Karelia has been part of Finland since independence in 1917 but previous to this the country was ruled by both Sweden and Russia, with the Karelian border being repeteadly redrawn through the centuries, most recently after World War II.
Lieksa’s Pielinen Museum
, the second largest open air museum in the country, traces the development of local building styles over the last 300 years through a collection of about 70 wooden buildings. Well worth a visit for anyone interested in history or architecture.
, the creation of sculptress Eva Ryynänen (1915-2001), consists of her home, studio and a magnificent chapel made of red pine, all displaying a wealth of her carvings in massive wood.
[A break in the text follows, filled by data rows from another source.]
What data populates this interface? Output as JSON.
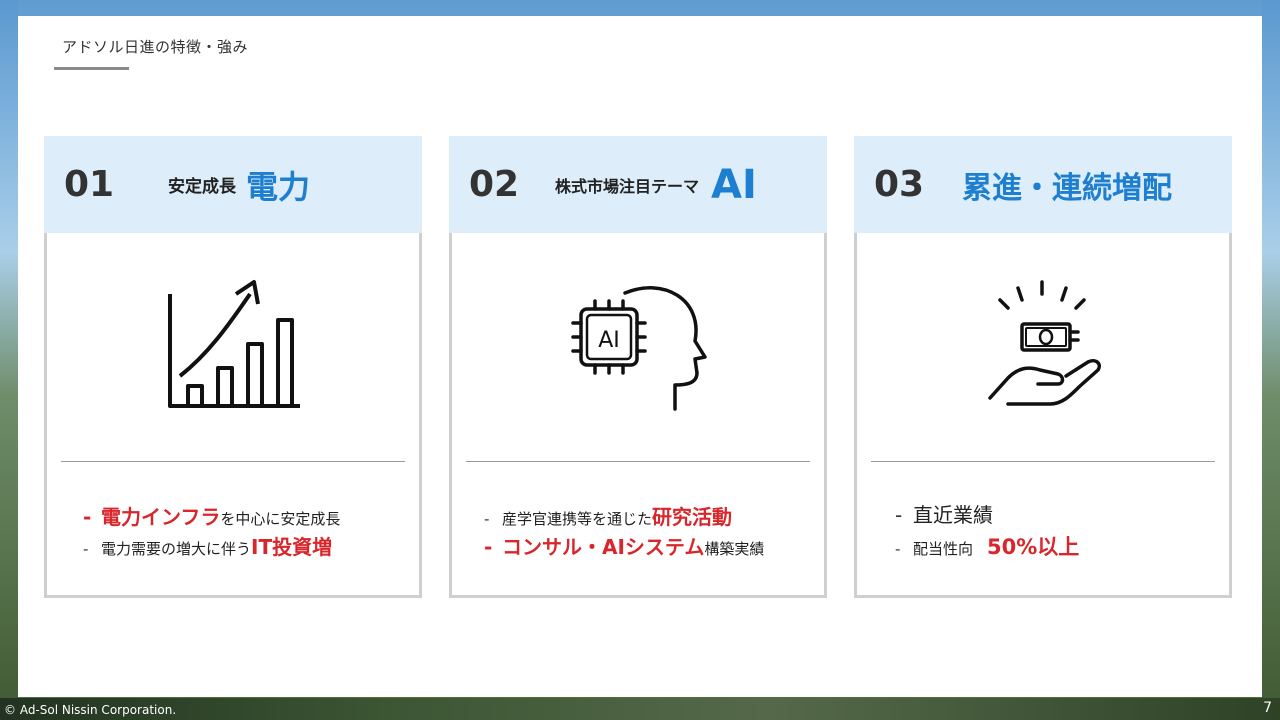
{
  "slide": {
    "title": "アドソル日進の特徴・強み"
  },
  "cards": [
    {
      "num": "01",
      "subtitle": "安定成長",
      "keyword": "電力",
      "icon": "growth-chart-icon",
      "bullets": [
        {
          "dash": "-",
          "red": "電力インフラ",
          "rest": "を中心に安定成長"
        },
        {
          "dash": "-",
          "text": "電力需要の増大に伴う",
          "red": "IT投資増"
        }
      ]
    },
    {
      "num": "02",
      "subtitle": "株式市場注目テーマ",
      "keyword": "AI",
      "icon": "ai-brain-icon",
      "chip_label": "AI",
      "bullets": [
        {
          "dash": "-",
          "text": "産学官連携等を通じた",
          "red": "研究活動"
        },
        {
          "dash": "-",
          "red": "コンサル・AIシステム",
          "rest": "構築実績"
        }
      ]
    },
    {
      "num": "03",
      "subtitle": "",
      "keyword": "累進・連続増配",
      "icon": "money-hand-icon",
      "bullets": [
        {
          "dash": "-",
          "text": "直近業績"
        },
        {
          "dash": "-",
          "text": "配当性向",
          "red": "50%以上"
        }
      ]
    }
  ],
  "footer": {
    "copyright": "© Ad-Sol Nissin Corporation.",
    "page": "7"
  },
  "colors": {
    "accent_blue": "#1e7fd0",
    "accent_red": "#d8262b",
    "head_bg": "#ddeefa"
  }
}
, lying near the Russian border, is a seemingly idyllic piece of Finnish countryside but has an industrial history displayed by the local ironworks museum standing on the banks of Koitajoki River. The surrounding area was also the scene of fierce fighting during World War II, signs of which can still be found.
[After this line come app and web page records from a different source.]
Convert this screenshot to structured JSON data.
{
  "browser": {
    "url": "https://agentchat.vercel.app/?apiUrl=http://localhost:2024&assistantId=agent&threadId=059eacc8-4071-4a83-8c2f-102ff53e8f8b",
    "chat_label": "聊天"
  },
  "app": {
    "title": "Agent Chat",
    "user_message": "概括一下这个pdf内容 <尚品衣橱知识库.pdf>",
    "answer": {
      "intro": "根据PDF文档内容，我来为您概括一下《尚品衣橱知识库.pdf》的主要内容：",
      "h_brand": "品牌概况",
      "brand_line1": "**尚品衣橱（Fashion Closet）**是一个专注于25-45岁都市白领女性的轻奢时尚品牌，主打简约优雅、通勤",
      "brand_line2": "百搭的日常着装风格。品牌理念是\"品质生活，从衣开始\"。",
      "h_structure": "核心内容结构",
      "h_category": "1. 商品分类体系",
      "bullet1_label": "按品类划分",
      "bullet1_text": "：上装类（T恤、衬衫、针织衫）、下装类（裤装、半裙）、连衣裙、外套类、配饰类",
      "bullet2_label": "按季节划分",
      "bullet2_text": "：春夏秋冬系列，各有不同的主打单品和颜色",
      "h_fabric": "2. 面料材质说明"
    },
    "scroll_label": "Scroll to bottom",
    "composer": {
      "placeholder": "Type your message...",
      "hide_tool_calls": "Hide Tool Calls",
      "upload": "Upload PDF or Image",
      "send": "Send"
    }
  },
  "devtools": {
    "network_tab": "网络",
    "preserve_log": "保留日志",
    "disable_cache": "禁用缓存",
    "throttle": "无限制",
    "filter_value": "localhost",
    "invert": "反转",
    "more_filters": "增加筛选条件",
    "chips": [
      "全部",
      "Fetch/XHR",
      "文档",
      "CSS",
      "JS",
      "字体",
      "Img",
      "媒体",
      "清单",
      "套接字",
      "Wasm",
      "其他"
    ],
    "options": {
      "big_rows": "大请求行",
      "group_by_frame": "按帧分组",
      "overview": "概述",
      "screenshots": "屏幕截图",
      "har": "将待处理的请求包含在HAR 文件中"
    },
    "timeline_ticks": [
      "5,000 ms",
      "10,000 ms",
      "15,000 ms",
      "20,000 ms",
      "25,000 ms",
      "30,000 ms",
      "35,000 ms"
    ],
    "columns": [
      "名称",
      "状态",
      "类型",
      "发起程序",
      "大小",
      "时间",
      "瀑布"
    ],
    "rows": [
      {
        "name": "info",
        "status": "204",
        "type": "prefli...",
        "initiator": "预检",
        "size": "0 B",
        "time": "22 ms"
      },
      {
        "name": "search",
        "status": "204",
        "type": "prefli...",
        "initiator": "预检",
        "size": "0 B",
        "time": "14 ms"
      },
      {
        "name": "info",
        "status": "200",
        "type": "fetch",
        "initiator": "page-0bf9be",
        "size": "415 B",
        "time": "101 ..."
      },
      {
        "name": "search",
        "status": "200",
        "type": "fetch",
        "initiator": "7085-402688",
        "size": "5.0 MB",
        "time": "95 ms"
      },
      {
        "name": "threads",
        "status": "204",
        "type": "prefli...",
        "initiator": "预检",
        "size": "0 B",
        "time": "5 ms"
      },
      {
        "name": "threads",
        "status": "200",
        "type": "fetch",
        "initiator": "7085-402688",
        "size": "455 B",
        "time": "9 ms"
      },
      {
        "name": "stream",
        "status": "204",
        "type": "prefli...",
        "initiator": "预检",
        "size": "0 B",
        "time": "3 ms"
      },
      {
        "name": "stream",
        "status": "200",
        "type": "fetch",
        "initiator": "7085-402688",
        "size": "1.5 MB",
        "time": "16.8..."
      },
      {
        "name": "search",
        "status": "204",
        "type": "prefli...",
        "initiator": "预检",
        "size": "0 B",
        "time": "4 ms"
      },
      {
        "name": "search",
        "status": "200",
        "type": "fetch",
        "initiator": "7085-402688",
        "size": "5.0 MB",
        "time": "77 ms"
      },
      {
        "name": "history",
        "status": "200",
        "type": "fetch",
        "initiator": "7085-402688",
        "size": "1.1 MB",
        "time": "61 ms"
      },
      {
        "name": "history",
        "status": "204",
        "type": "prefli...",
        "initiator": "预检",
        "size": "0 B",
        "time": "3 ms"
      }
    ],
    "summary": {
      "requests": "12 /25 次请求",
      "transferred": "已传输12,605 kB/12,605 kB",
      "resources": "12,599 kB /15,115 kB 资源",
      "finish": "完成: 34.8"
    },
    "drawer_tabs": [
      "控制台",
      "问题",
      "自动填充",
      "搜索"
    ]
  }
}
you’ll find a collection of historic buildings based on the theme of local tradition. These include Runopirtti, with handicrafts, traditional music, and exhibitions; Rajakenraalin maja, a wartime operational headquarters; Parppeinpirtti Restaurant, with a Karelian menu; and the Tsasouna, a small Orthodox chapel. Runopirtti also includes the permanent collection of the Kalevala epic in multiple translations.